Saving bonds represent government obligations and it is considered as the safest investment in the world, which have a very low risk. Although their rate of return tend to fluctuates depending on the interest rates and inflation data, it is still one of the favorite investment option for people who are afraid of risks.
The saving bonds were created by the United States government in order to finance America involvement in World War I. There are two types of savings bonds that are still available up until today. They are the series EE and series I bonds. The series EE pass a rate of interest that varies periodically. It is calculated as 90% of the average yield on five-year treasury securities for the past six months.

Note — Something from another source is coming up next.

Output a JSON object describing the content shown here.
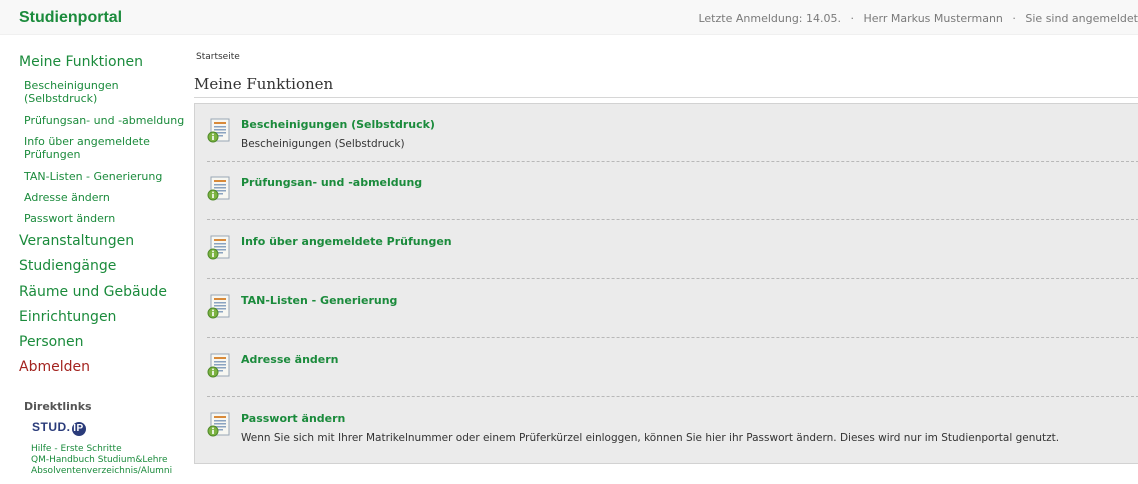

Every six months, the average yield of a five-year treasury security will be calculated, if the result comes out to five percent, the new yield on series EE bonds would be 90% of that.
Ever since May 2005, the series EE bonds now pay a fixed rate of interest. The series EE bonds can only be purchased by an individual and not by any investment or financial organization. The interests of saving in the bonds will be calculated monthly and it will not be paid until the bond is redeemable, which is the time when the interest becomes taxable.
The series I bonds on the other hand are the more popular bonds that is commonly issued by the government. Their yield fluctuates but it is based partly on inflation rather than interest rates. The other part of interest paid on series I bond is a fixed rate that stay constant over the lifetime of the bond until you redeem the bonds.